Corn - a low acid vegetable that needs Pressure Canned unless you are pickling it with an approved Water-Bath recipe. There really isn't much prep in getting the corn from cob to jar. Buy your ears of corn on the fresh and even slightly immature side if you can. Husk corn and cut the kernels off each cob into a bowl. Add just a bit of salt to each regular mouthed pint jar - I added 1/4 tsp canning salt per pint jar (I think regular mouth pint jars work great for Pressure Canning Corn - or any other vegetable for that matter. Why? because I do believe that there is less liquid loss and reduced risk of siphoning when steering away from wide mouth jars in pressure canning.) It's just something I noticed over time and even in doing batches - one after the other, I have not been happy with the liquid level in jars that I used that were wide mouthed. *I now save those for water-bath projects. I used the NCHFP website for proper processing of Corn. *see Below. ~Enjoy! Diane
Corn - Whole Kernel
Quantity: An average of 31½ pounds (in husk) of sweet corn is needed per canner load of 7 quarts; an average of 20 pounds is needed per canner load of 9 pints. A bushel weighs 35 pounds and yields 6 to 11 quarts – an average of 4½ pounds per quart.
Quality: Select ears containing slightly immature kernels or of ideal quality for eating fresh. Canning of some sweeter varieties or too immature kernels may cause browning. Can a small amount, check color and flavor before canning large quantities.

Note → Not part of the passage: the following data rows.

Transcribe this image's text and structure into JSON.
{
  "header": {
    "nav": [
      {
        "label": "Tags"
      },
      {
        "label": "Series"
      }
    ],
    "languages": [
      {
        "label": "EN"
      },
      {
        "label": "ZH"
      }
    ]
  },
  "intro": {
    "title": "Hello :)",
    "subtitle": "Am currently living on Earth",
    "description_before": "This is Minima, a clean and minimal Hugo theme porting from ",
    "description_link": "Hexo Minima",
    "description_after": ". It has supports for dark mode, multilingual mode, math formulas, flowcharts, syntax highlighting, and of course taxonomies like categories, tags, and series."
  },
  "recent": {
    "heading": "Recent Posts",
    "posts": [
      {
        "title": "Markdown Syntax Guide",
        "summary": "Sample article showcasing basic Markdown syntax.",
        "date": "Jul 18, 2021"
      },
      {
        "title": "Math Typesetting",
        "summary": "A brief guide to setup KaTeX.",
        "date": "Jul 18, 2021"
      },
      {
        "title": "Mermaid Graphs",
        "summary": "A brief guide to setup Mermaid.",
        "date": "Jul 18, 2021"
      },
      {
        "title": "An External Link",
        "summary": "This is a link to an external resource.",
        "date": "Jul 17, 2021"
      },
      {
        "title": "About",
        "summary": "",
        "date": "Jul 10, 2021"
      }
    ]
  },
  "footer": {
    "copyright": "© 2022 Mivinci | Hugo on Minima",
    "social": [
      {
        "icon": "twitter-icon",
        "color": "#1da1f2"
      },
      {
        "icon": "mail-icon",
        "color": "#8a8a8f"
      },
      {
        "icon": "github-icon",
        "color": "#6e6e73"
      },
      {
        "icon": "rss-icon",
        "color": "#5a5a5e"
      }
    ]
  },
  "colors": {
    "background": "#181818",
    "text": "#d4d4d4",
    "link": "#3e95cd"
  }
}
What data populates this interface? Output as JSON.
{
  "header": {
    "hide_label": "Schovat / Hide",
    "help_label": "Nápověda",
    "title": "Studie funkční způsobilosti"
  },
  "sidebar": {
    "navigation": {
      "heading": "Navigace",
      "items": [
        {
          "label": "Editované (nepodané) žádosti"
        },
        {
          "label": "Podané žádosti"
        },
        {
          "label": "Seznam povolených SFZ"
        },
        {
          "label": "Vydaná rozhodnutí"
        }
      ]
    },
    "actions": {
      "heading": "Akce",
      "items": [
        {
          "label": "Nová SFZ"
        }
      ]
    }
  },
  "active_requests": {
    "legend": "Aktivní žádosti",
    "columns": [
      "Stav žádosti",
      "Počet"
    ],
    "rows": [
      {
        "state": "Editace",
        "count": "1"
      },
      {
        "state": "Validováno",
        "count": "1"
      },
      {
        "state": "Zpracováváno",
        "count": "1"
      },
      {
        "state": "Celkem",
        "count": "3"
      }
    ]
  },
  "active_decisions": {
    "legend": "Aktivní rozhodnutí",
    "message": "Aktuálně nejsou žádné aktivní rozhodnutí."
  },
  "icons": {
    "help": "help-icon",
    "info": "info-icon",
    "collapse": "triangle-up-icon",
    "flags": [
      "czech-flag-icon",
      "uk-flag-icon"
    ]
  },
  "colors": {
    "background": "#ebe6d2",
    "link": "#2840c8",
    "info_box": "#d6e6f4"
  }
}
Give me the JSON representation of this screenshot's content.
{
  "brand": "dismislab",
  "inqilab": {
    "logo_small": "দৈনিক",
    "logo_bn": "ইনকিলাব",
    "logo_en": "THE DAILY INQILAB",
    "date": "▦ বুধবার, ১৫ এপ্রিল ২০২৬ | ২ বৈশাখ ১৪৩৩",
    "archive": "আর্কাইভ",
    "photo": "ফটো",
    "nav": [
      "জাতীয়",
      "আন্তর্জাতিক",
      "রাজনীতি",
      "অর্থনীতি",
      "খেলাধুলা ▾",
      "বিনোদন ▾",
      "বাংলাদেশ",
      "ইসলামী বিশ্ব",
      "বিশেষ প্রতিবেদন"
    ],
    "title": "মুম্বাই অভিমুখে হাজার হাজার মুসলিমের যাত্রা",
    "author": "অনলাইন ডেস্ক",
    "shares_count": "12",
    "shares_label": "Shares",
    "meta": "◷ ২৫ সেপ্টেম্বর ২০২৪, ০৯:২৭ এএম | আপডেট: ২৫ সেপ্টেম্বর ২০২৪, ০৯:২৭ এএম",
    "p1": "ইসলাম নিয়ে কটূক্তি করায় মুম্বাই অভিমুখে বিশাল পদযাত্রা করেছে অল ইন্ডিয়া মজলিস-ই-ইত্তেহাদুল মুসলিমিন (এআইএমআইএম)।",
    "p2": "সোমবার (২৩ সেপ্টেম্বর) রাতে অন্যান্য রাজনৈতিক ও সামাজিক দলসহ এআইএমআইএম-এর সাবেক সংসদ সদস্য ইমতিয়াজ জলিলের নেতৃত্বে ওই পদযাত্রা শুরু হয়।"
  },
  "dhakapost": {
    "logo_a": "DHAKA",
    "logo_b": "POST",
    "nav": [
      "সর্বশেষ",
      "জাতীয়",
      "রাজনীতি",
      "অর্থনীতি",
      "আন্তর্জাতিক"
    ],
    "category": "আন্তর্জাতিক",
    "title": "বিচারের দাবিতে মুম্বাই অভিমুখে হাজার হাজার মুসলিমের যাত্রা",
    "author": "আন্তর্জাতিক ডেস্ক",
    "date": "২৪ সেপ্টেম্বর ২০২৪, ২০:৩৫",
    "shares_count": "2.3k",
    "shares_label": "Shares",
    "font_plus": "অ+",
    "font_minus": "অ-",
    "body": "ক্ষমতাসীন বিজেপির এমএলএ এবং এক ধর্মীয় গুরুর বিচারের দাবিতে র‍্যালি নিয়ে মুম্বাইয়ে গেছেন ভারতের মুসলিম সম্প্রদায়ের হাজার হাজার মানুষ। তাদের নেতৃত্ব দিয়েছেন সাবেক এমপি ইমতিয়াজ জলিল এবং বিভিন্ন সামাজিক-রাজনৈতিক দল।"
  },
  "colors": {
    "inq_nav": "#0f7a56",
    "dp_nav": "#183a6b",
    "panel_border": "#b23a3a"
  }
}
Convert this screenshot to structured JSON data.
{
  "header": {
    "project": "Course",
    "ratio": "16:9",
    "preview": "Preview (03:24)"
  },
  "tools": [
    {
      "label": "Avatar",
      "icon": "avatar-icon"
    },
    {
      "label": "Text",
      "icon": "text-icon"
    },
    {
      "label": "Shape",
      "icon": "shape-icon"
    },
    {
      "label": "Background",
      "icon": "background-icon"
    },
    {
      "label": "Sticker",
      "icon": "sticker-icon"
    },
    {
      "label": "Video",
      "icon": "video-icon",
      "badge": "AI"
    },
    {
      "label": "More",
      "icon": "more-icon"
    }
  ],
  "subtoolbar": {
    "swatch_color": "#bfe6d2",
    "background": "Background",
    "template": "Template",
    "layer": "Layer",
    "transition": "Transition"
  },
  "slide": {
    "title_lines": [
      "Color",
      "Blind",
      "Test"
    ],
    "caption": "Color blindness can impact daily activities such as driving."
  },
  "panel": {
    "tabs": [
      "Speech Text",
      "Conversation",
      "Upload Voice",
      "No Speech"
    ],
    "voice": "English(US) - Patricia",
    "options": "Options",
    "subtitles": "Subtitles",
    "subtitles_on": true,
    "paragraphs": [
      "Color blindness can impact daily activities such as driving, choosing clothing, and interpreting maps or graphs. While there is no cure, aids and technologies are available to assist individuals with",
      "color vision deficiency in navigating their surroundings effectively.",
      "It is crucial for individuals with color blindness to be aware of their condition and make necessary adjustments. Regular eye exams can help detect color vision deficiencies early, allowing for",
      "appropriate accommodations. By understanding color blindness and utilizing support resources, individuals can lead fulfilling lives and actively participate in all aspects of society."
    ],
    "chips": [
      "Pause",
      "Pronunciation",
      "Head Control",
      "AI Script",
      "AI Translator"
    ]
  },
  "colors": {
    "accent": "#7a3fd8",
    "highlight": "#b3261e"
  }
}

Procedure: Husk corn, remove silk, and wash. Blanch 3 minutes in boiling water. Cut corn from cob at about three-fourths the depth of kernel. Caution: Do not scrape cob.
Fill jars with blanched, cut kernels, leaving 1-inch head-space. Do not shake or press down.
Add 1 teaspoon of salt per quart - Add 1/2 teaspoon of salt per pint jar
Top off filled jars with fresh boiling water, leaving 1-inch head-space
Process Pints: 55 Minutes and Quarts 85 Minutes *see link below
Process in a Pressure Canner according to the NCHFP link below:
NCHFP Corn: http://nchfp.uga.edu/how/can_04/corn_kernel.html
Photos by: Diane Baker for Canning and Cooking at Home